DESCRIPTION OF THE TASK. The answer must be every line from the entries below that contains "device".

PROVIDED MATERIAL.

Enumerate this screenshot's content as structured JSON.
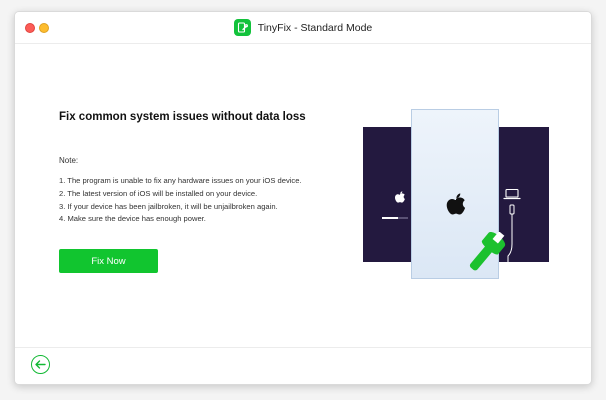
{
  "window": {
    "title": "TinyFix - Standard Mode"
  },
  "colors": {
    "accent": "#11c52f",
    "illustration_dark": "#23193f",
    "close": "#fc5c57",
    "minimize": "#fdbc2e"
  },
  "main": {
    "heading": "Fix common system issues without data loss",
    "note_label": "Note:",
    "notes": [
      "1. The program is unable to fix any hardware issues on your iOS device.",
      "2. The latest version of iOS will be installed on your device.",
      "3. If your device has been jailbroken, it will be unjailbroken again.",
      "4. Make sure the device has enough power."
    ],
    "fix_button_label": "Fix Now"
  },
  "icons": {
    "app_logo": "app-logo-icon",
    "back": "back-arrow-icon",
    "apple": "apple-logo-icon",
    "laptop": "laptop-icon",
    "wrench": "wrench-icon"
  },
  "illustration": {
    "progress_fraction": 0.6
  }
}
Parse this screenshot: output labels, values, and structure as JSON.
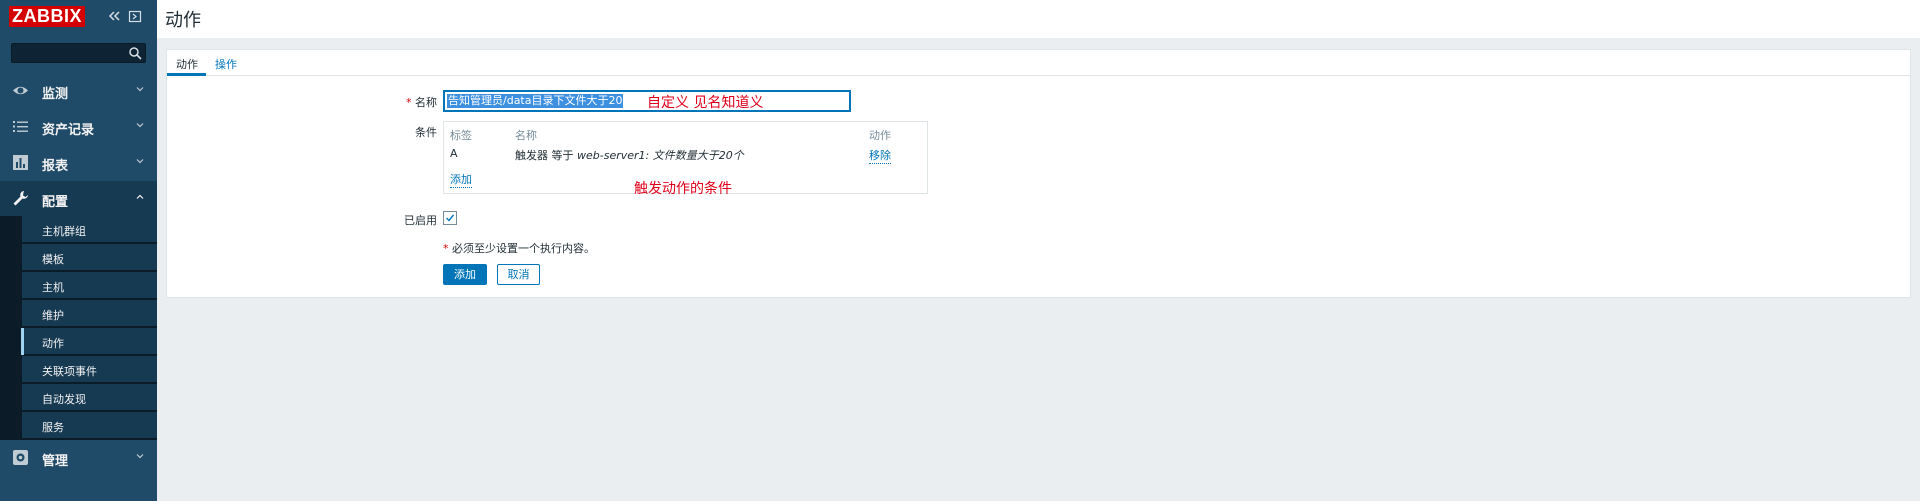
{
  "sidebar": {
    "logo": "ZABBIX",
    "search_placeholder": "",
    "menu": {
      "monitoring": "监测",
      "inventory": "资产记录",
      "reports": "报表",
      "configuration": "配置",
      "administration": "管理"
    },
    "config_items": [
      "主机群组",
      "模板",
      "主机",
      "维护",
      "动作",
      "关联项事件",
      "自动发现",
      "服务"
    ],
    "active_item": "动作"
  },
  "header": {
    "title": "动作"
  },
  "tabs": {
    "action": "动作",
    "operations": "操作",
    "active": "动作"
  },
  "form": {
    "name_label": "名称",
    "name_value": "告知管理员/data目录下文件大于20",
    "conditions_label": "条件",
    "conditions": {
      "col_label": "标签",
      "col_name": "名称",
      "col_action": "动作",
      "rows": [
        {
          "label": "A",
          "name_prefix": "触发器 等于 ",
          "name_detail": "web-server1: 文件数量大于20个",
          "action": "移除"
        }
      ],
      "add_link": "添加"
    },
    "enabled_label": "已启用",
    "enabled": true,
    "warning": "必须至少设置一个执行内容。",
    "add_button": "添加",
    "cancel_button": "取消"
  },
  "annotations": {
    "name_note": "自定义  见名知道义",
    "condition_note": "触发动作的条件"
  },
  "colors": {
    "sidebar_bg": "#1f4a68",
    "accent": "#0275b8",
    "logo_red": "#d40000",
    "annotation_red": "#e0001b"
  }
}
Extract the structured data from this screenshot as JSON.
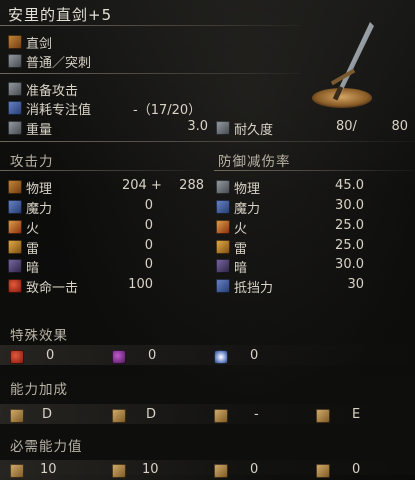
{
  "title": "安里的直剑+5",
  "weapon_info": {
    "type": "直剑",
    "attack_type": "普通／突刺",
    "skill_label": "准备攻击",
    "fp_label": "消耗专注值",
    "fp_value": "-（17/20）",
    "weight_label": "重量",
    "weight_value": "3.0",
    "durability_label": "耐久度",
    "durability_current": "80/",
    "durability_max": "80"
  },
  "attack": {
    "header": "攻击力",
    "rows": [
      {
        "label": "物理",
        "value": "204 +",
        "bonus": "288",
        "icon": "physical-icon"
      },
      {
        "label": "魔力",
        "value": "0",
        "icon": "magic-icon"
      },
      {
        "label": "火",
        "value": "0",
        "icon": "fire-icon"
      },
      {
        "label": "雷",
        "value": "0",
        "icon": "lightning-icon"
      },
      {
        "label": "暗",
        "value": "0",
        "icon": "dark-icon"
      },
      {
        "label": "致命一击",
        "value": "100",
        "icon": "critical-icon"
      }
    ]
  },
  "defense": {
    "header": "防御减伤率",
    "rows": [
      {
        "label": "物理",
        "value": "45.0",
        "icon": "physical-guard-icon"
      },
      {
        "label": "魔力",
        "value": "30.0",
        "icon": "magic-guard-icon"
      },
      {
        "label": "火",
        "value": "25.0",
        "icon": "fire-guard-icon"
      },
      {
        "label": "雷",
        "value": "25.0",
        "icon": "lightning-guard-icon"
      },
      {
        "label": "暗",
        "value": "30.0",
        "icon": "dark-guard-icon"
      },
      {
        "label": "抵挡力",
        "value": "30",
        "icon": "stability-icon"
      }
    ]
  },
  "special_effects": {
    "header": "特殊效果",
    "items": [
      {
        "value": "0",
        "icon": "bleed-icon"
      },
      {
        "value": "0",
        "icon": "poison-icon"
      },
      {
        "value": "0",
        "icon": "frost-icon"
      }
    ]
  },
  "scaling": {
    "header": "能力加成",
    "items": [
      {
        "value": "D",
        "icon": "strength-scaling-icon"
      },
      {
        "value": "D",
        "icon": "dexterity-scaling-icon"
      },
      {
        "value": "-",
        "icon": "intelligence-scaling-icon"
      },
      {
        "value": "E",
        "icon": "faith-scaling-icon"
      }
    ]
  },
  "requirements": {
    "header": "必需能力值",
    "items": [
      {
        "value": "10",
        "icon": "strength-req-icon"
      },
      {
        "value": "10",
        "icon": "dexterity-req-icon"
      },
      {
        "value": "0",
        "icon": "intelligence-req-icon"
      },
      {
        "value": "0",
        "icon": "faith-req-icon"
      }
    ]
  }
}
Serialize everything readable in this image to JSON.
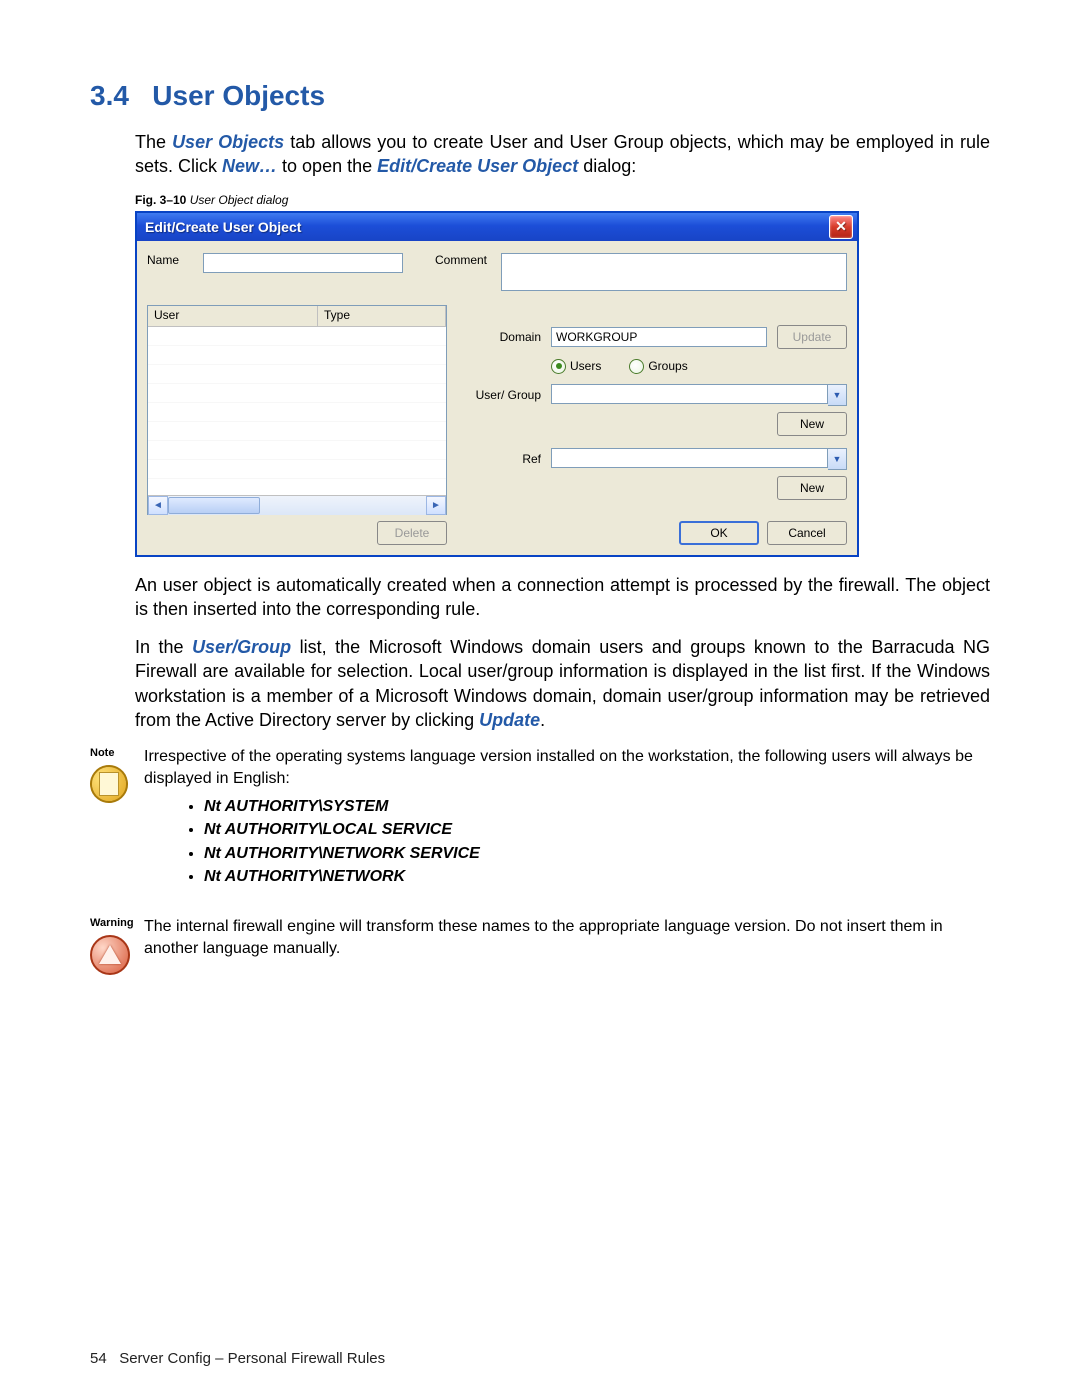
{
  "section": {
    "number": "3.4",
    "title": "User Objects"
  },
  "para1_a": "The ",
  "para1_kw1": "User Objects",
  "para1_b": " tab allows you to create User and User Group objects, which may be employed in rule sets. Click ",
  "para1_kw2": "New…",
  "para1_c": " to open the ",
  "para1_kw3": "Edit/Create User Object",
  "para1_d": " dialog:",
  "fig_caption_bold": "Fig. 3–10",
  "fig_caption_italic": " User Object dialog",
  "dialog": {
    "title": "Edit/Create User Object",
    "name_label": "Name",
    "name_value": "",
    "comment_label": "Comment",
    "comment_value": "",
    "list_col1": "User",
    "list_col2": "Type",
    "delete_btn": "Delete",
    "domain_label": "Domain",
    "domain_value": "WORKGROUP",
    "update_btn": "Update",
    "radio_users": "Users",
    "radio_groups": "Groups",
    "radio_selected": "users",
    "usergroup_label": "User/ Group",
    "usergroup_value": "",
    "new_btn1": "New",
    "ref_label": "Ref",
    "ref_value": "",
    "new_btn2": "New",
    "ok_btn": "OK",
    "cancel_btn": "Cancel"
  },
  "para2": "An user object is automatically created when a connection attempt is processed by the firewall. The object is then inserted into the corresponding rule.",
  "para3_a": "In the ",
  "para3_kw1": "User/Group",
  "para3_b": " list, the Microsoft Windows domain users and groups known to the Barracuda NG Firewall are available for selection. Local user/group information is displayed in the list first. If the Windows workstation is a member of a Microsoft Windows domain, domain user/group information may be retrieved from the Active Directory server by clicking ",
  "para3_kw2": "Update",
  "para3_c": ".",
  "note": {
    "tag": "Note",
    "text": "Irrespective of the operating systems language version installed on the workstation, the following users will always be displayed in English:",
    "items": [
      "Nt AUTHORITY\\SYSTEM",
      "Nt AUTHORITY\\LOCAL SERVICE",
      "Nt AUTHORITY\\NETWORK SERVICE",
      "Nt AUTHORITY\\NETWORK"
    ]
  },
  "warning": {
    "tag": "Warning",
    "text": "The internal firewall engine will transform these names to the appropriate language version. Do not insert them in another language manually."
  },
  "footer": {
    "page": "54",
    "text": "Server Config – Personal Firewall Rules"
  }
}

RESPONSE BOX.
      "1. The program is unable to fix any hardware issues on your iOS device.",
      "2. The latest version of iOS will be installed on your device.",
      "3. If your device has been jailbroken, it will be unjailbroken again.",
      "4. Make sure the device has enough power."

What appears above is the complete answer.